Sunday, May 30, 2010

Catholic is Catholic

Happy Feast Day!

This is the day all of us Missionary Servants of the Most Blessed Trinity celebrate as our biggest feast. And unless we are at a parish where our brother Missionary Servants are preaching, it is the day we cringe at the homily.

This Sunday, our parish priest gave the gentlest and most affirming homily I have ever heard on the Trinity in a diocesan parish. He did not make any of the standard opening comments we have begun to take for granted on this day. We did not hear a joke about Thomas Aquinas or an apology about being unable to explain the mystery. Even more importantly, we were not actively discouraged from trying to understand at least a little about the Trinity. How many times have I sat in the pew, in churches across the U.S, and heard some variation on, "The doctrine of the Trinity is a profound mystery which we cannot possibly understand, so instead I am going to preach about fill-in-the-blank."

I have never heard any one ever say, "The Eucharist is too profound a mystery to understand, so let's not bother about it and talk about something else." Or, at Christmas, "I don't know what to say about the meaning of God being born as a human baby in a stable." Or at Easter, "Well, the Pascal Mystery, ha-ha, I skipped that class in theology school." Man, the Trinity as a fundamental Catholic doctrine really takes a beating!

Our priest said none of those things. He did something I've never heard done from a parish pulpit in all my many travels: he encouraged, begged us to reflect on the Trinity! Preach it, brother! He did not make it seem arcane or boring or beyond our mere mortal grasp. He encouraged us to the simple discipline of daily reflecting on the nearness of God the Father, God the Son, and God the Holy Spirit in our ordinary moments of life.

When he finished, I wanted to applaud, but I also wanted to leap up and shout, "But wait, there's more!" as if I were giving an "as seen on TV" ad. There's so much more to say about the Trinity. But there is one thing more I want to say here, for now, today on this feast day.

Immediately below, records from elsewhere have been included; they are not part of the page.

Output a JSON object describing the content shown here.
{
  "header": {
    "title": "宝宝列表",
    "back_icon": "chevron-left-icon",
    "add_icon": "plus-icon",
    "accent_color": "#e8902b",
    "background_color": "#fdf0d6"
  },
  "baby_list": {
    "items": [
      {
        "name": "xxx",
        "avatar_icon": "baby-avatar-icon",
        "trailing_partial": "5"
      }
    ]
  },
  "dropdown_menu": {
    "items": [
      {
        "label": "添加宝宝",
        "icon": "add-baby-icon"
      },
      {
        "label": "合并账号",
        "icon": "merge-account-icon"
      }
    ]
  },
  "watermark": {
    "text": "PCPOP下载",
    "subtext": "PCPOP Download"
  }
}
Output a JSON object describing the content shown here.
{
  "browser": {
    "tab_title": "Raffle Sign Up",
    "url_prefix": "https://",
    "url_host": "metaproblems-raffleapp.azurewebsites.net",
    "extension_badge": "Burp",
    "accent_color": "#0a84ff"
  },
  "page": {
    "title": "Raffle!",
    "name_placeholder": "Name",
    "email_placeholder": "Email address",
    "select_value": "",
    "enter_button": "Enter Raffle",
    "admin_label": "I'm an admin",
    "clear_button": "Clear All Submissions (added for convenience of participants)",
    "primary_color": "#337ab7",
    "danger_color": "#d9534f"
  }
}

It's a simple thing, and on the surface it might seem kind of obvious or insignificant. But the Christian doctrine of the Trinity makes us fundamentally, thoroughly, unarguably different from all the other big world religions. Different, as in to the core dissimilar from Hindus, Buddhists, Muslims, and Jews. The Triune God we worship is not just a different way of talking about God as other non-Christians might. If we pretend that it is, we deny our very essence. If you dig deep enough and get past all the language and culture and rules and clutter.... we still are not all "basically the same!"

I am sure I will write on this topic again at another time, but for now, suffice to say, that is my starting point. We need to quit pretending we are really, deep down, all one global harmonious homogeneous spiritual family. Cuz we ain't.

Wednesday, May 26, 2010

Off Campus

I live and work at the same place. Lucky for me, the place happens to be a great place. But still, this presents challenges. On weekends, we can have up to 50 people tramping around. Because it's such a short commute to my office, I often end up here at night working when I could be goofing off. And because we are sort of a public place and half of Litchfield County feels at home here, we have folks drop in even on Mondays when technically we're closed.

Mondays! I have posted about my days off before. Sometimes I get in the car and go exploring, just to get away. I have not done that in awhile, but this Monday, Nancy and I went to New Haven for the perfect day off. We had been given gift cards to Panera's so we had a great lunch. Then we ambled around in a dollar store. (I bought a bunch of cool toys for bingo prizes.) And last but not least, we went to Ikea.

I had never been to Ikea before. I would go back just for fun any time. We admired all the cool stuff, and I wondered what my dream bedroom would look like if I were not a missionary sister living in a subterranean cenacle. I did notice that furniture tended to be very low to the ground. I had to sort of roll over practically on my hands and knees to get out of the couches. But the whole experience was like going to a foreign land. It was just what I needed. I love it here, but it can get pretty intense to stay confined to the property for more than a few weeks.

When I was a novice, one of our sisters told us about her first mission. She was sent to some town in the deep South, I think it was Charlotte. She was from Fall River, MA. Within a week of her arrival, she met a young man at a workshop and proudly introduced herself as a missionary. He replied, "Wow, so am I! I have lived all my life here but in a few weeks my church is sending me to do a year of missionary work in Fall River, Massachusetts."

So there you go. There is just some attraction to go exploring someone else's home town. I am sure that as I write this, there is someone from Connecticut having a great adventure somewhere in Louisiana.